The 20-year-old motorcycle messenger with the Reconnaissance Corps was killed in action in August 1944.
“These young men are two of the five from First Castlederg who gave their lives in the war,” Frances’s foreword continues, “I am proud that my father saw fit, as soon as he got to Garvetagh, to have those five honoured in a memorial, along with the others who served and came home.”
The names of local townlands garnish biography with geography as James Emery remembers Georgina Love from Magheracriggan, who served with the Women’s Royal Naval Service, along with her brother William who was with the RAF.
James Glen was from Ballylennon.
Royal Engineers Lance Corporal Robert Verner, who died in a Japanese POW Camp, was from Coolcreaghy.
William Caldwell who served with the Royal Scots Regiment came from Carrickadartans.
“I am astonished at the size of some of the families back then,” Frances Corkey Thompson writes in the book’s foreword.
James Emery confirms her astonishment by listing the names of Georgina and William Love’s siblings - Andrew, Rebecca, Mary, Emma, Sadie, Bobby, Noel and Annie.
George Albert Forbes from Clare, Castlederg, waved goodbye to his parents and eight brothers and sisters to serve with the Royal Horse Artillery.
The book includes poignant reminders of wartime shortages and security measures on the home front - an identity card and clothing coupons, sombre clouds on the silver lining that adorned a local newspaper on 17 October 1945 - an advertisement for the Welcome Home Dance for members of H.M. Forces with music by the Monty Dance Band.
The newspaper later reported that “games and dancing were carried on until the morning hours”!
Life after war is also recounted in the book, with some folk staying in the village as farmers, or as bus and lorry drivers or moving to work in other towns in Northern Ireland.
Corporal Andrew Bogle stayed on - as a milk lorry driver and fireman.
Army Transport driver and Normandy Landing veteran William Rutledge opened a shop in Belfast, even though he lost his sight in an accident during a post-war ‘clean up’ operation.

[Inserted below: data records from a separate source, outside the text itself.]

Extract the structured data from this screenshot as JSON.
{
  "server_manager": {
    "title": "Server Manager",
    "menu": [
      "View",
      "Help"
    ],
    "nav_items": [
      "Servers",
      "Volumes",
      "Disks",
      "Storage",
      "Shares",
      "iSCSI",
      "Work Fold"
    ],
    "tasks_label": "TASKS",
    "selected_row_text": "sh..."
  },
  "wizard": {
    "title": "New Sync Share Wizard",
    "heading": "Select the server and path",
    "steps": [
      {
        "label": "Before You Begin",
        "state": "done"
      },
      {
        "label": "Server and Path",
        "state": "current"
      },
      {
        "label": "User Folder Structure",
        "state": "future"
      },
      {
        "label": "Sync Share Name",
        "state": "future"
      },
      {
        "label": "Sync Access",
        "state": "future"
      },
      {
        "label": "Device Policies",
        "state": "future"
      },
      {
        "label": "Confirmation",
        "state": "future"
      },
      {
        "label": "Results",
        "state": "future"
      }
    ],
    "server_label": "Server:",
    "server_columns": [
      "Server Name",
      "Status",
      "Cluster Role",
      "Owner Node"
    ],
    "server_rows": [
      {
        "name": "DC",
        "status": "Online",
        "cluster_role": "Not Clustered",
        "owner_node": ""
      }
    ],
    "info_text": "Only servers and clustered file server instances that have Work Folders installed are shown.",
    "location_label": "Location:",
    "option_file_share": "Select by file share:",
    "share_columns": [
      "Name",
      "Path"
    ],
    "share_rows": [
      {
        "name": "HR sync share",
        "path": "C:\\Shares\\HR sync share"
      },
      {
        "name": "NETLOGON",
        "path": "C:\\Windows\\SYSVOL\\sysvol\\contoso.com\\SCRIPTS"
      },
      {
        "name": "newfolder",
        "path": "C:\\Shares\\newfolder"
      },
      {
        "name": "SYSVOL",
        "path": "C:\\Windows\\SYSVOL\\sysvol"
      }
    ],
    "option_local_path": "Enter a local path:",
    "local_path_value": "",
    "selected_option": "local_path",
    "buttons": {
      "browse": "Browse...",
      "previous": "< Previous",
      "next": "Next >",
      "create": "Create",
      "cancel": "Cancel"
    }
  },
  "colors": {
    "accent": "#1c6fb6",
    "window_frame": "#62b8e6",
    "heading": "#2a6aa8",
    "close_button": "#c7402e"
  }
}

Leading Wren Mildred Young went to Australia and married a farmer in New South Wales.
For further details about ‘Garvetagh, World War II Memories’ e-mail [email protected]